(Material for this exercise Opens)

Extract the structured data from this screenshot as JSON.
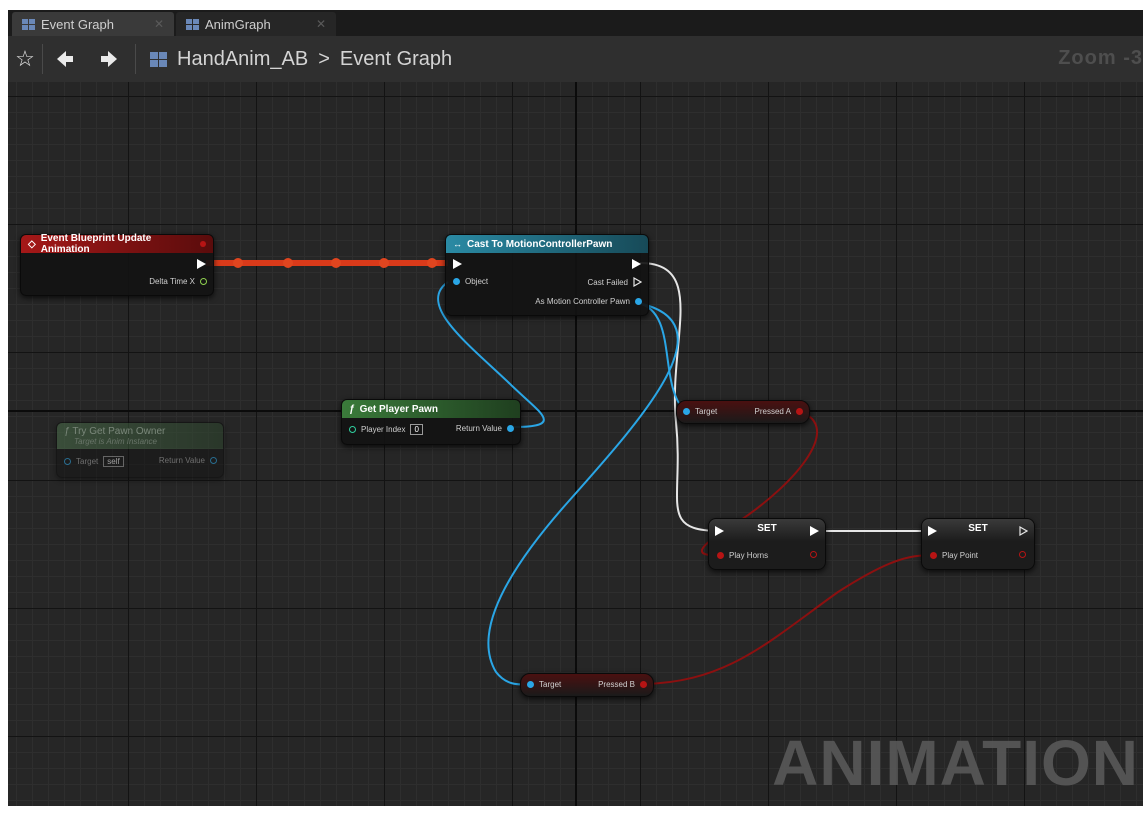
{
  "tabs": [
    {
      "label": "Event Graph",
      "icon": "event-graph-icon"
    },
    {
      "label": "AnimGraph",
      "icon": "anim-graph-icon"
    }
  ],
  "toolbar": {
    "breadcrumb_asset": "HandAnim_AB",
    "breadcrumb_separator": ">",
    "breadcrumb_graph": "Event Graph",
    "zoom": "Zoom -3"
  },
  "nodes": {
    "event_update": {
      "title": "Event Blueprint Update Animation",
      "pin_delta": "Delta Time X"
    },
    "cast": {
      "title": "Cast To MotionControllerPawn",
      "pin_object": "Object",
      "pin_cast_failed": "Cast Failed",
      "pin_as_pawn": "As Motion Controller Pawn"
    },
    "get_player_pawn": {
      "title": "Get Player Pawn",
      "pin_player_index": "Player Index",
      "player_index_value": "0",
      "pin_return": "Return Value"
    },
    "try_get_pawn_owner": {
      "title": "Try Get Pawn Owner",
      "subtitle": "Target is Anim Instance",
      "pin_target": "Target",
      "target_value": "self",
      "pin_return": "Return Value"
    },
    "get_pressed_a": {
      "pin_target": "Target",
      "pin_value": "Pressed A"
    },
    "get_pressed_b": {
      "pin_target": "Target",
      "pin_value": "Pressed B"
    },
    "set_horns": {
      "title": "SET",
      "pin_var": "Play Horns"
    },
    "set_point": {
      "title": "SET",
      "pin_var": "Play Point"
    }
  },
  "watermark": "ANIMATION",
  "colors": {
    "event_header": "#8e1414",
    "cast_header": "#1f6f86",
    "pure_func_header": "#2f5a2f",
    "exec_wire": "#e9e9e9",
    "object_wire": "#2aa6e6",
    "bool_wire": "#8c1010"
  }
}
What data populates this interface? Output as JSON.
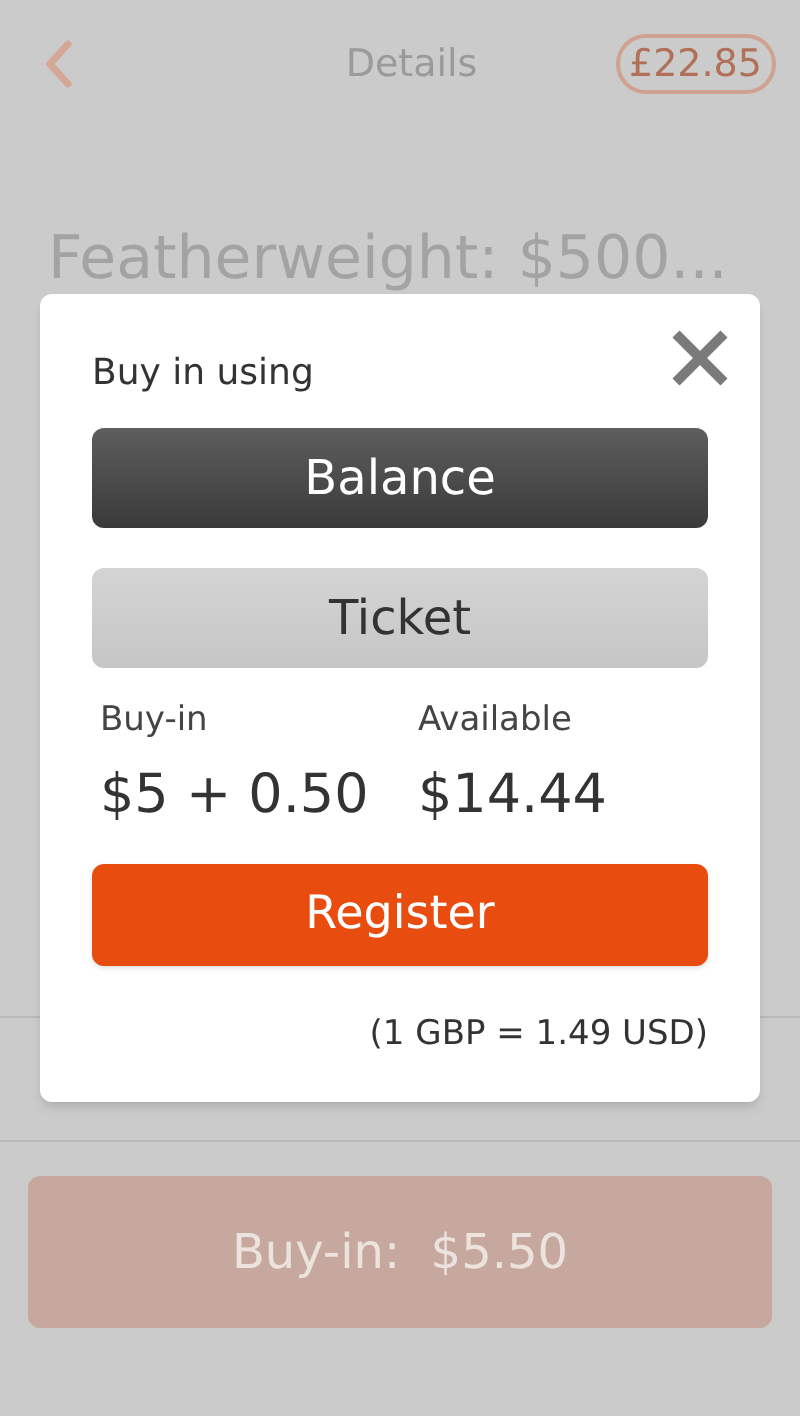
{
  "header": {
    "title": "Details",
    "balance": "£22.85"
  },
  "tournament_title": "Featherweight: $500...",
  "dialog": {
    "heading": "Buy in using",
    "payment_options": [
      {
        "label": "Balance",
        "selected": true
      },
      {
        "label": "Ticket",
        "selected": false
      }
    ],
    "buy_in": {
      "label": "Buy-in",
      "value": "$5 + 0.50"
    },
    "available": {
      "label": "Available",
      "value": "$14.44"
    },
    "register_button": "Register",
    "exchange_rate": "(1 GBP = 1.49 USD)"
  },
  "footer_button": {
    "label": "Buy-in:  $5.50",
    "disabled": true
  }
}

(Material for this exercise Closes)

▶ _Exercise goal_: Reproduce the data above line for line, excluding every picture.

▶ _Exercise response_:
Extract the structured data from this screenshot as JSON.
{
  "tabs": [
    {
      "label": "Event Graph",
      "icon": "event-graph-icon"
    },
    {
      "label": "AnimGraph",
      "icon": "anim-graph-icon"
    }
  ],
  "toolbar": {
    "breadcrumb_asset": "HandAnim_AB",
    "breadcrumb_separator": ">",
    "breadcrumb_graph": "Event Graph",
    "zoom": "Zoom -3"
  },
  "nodes": {
    "event_update": {
      "title": "Event Blueprint Update Animation",
      "pin_delta": "Delta Time X"
    },
    "cast": {
      "title": "Cast To MotionControllerPawn",
      "pin_object": "Object",
      "pin_cast_failed": "Cast Failed",
      "pin_as_pawn": "As Motion Controller Pawn"
    },
    "get_player_pawn": {
      "title": "Get Player Pawn",
      "pin_player_index": "Player Index",
      "player_index_value": "0",
      "pin_return": "Return Value"
    },
    "try_get_pawn_owner": {
      "title": "Try Get Pawn Owner",
      "subtitle": "Target is Anim Instance",
      "pin_target": "Target",
      "target_value": "self",
      "pin_return": "Return Value"
    },
    "get_pressed_a": {
      "pin_target": "Target",
      "pin_value": "Pressed A"
    },
    "get_pressed_b": {
      "pin_target": "Target",
      "pin_value": "Pressed B"
    },
    "set_horns": {
      "title": "SET",
      "pin_var": "Play Horns"
    },
    "set_point": {
      "title": "SET",
      "pin_var": "Play Point"
    }
  },
  "watermark": "ANIMATION",
  "colors": {
    "event_header": "#8e1414",
    "cast_header": "#1f6f86",
    "pure_func_header": "#2f5a2f",
    "exec_wire": "#e9e9e9",
    "object_wire": "#2aa6e6",
    "bool_wire": "#8c1010"
  }
}
What data populates this interface? Output as JSON.
{
  "header": {
    "title": "Details",
    "balance": "£22.85"
  },
  "tournament_title": "Featherweight: $500...",
  "dialog": {
    "heading": "Buy in using",
    "payment_options": [
      {
        "label": "Balance",
        "selected": true
      },
      {
        "label": "Ticket",
        "selected": false
      }
    ],
    "buy_in": {
      "label": "Buy-in",
      "value": "$5 + 0.50"
    },
    "available": {
      "label": "Available",
      "value": "$14.44"
    },
    "register_button": "Register",
    "exchange_rate": "(1 GBP = 1.49 USD)"
  },
  "footer_button": {
    "label": "Buy-in:  $5.50",
    "disabled": true
  }
}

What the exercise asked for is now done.